In the remainder of this post, and in subsequent posts, I will present a model for the radical transformation of our healthcare system focused on increasing value to the patient/consumer. This model—called the “Patient-Centered Life-Cycle Value Chain”—is depicted in the diagram below. It describes the components of a healthcare value chain from a patient-centered perspective, which promotes better health and quality of life cost-effectively.
According to the diagram, three things are required before our healthcare system is able to foster high-value patient-centered care:
- The integration of emergency care, sick-care and well-care (i.e., three macro processes critical to cost-effective collaboration and coordination of care)
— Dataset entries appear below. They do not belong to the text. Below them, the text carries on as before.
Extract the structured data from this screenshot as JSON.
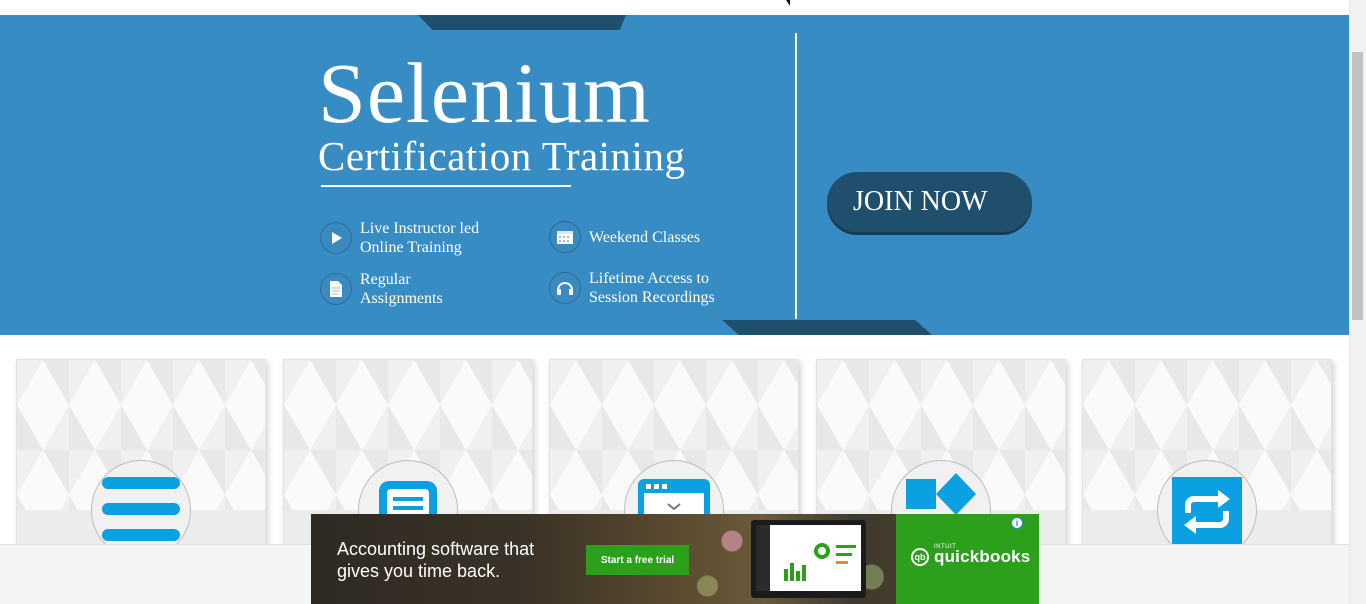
{
  "banner": {
    "title": "Selenium",
    "subtitle": "Certification Training",
    "features": [
      {
        "icon": "play-icon",
        "label_line1": "Live Instructor led",
        "label_line2": "Online Training"
      },
      {
        "icon": "calendar-icon",
        "label_line1": "Weekend Classes",
        "label_line2": ""
      },
      {
        "icon": "document-icon",
        "label_line1": "Regular",
        "label_line2": "Assignments"
      },
      {
        "icon": "headphones-icon",
        "label_line1": "Lifetime Access to",
        "label_line2": "Session Recordings"
      }
    ],
    "join_label": "JOIN NOW",
    "colors": {
      "background": "#388cc4",
      "dark": "#1f4f6c"
    }
  },
  "cards": [
    {
      "icon": "menu-lines-icon"
    },
    {
      "icon": "text-document-icon"
    },
    {
      "icon": "browser-window-icon"
    },
    {
      "icon": "shapes-icon"
    },
    {
      "icon": "repeat-arrows-icon"
    }
  ],
  "ad": {
    "headline_line1": "Accounting software that",
    "headline_line2": "gives you time back.",
    "cta": "Start a free trial",
    "brand_prefix": "INTUIT",
    "brand": "quickbooks",
    "brand_mark": "qb",
    "info": "i",
    "colors": {
      "brand_green": "#2ca01c"
    }
  }
}
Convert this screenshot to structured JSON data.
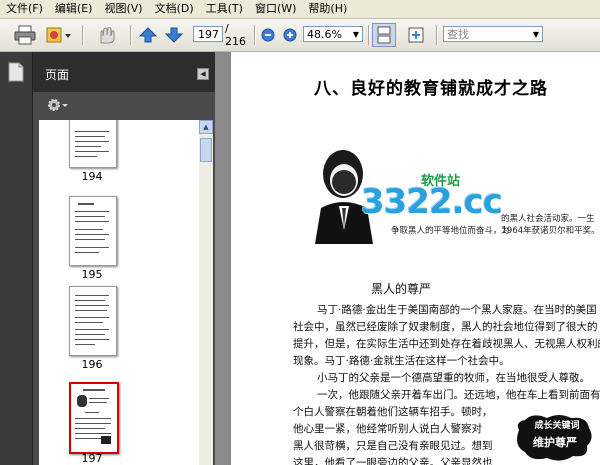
{
  "menu": [
    "文件(F)",
    "编辑(E)",
    "视图(V)",
    "文档(D)",
    "工具(T)",
    "窗口(W)",
    "帮助(H)"
  ],
  "toolbar": {
    "page_current": "197",
    "page_total": "/ 216",
    "zoom": "48.6%",
    "search_placeholder": "查找"
  },
  "nav": {
    "title": "页面",
    "pages": [
      "194",
      "195",
      "196",
      "197"
    ],
    "selected_page": "197"
  },
  "document": {
    "title": "八、良好的教育铺就成才之路",
    "caption_line1": "的黑人社会活动家。一生为",
    "caption_line2": "争取黑人的平等地位而奋斗，1964年获诺贝尔和平奖。",
    "watermark_top": "软件站",
    "watermark_main": "3322.cc",
    "section_heading": "黑人的尊严",
    "paragraphs": [
      "马丁·路德·金出生于美国南部的一个黑人家庭。在当时的美国",
      "社会中，虽然已经废除了奴隶制度，黑人的社会地位得到了很大的",
      "提升，但是，在实际生活中还到处存在着歧视黑人、无视黑人权利的",
      "现象。马丁·路德·金就生活在这样一个社会中。",
      "小马丁的父亲是一个德高望重的牧师，在当地很受人尊敬。",
      "一次，他跟随父亲开着车出门。还远地，他在车上看到前面有一",
      "个白人警察在朝着他们这辆车招手。顿时，",
      "他心里一紧，他经常听别人说白人警察对",
      "黑人很苛横，只是自己没有亲眼见过。想到",
      "这里，他看了一眼旁边的父亲。父亲显然也"
    ],
    "stamp_top": "成长关键词",
    "stamp_bottom": "维护尊严"
  },
  "colors": {
    "selection": "#d20000",
    "panel_dark": "#2d2d2d",
    "toolbar_blue": "#2e6fc5"
  }
}
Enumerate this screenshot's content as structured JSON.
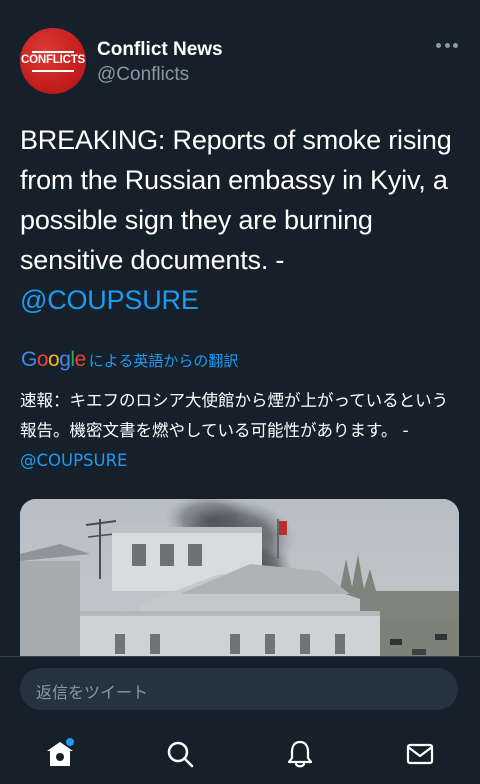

- Changes in how providers compete, how payments are made, and how insurance operates (i.e., economic reform needs)
- The expanded use of new health information technologies (i.e., infrastructural needs that includes placing effective decision tools in the hands of the consumer enabling value-based decisions and actions).
Integration of Three Macro Processes. Integration of emergency care, sick-care and well-care is required for caring for people in accidents and disasters, taking care of people when they are ill, and helping them avoid illness, enabling them to manage chronic conditions effectively to avoid complications and premature death, and empower consumers to make value-based decisions.
Systemic Process Reform Needs (Clinical and Financial). Systemic process reform focuses on enabling providers to deliver high-value care and rewarding them financially when they do so. Such reform can be accomplished by:
- Enabling providers who demonstrate better results to gain a competitive advantage for higher profits. That is, providers whose patients remain healthier longer, recover more quickly, and avoid complications—and who achieve these positive outcomes at a lower cost—would receive more referrals, a higher payment rate, and/or other financial rewards.
- Providing some form of decent heath insurance to everyone in our country. The insurance premiums should be based on people’s ability to pay and the cost of which should be controlled through shared risk among large and diverse populations.
- Giving providers a tax credit whenever they render charity (non-reimbursed) care, on the one hand, and expecting them to pay taxes on unearned income on the other (e.g., free trips and other supplies provided by pharmaceutical companies, which total $29 Billion per year)
- Demanding price and quality transparency so that consumers and other stakeholders know where to go to receive the highest value care.
- Focusing great collaborative effort on building and utilizing personalized practice guidelines that define the most cost-effective treatments for particular (narrowly defined) patient types.
- Making available to patients and providers clear information about how to achieve the best outcomes safely and efficiently, including preventive care, the use of complementary and alternative medicines, and self-management of chronic conditions.
- Assist emergency personnel and facilities
- Support patient information exchange, knowledge growth and use, clinical decision support, coordination of care, and management of resources (including people, medications, materials, and facilities)
- Enable prevention, consumer decision-support and guidance, self-maintenance, and problem-solving.
 Wellness Wiki: Well-care sick-care integration
 The jury is still out as to whether this type of universal healthcare would be better managed by single-payer system (government), or if it should be left up to the private sector (insurance companies).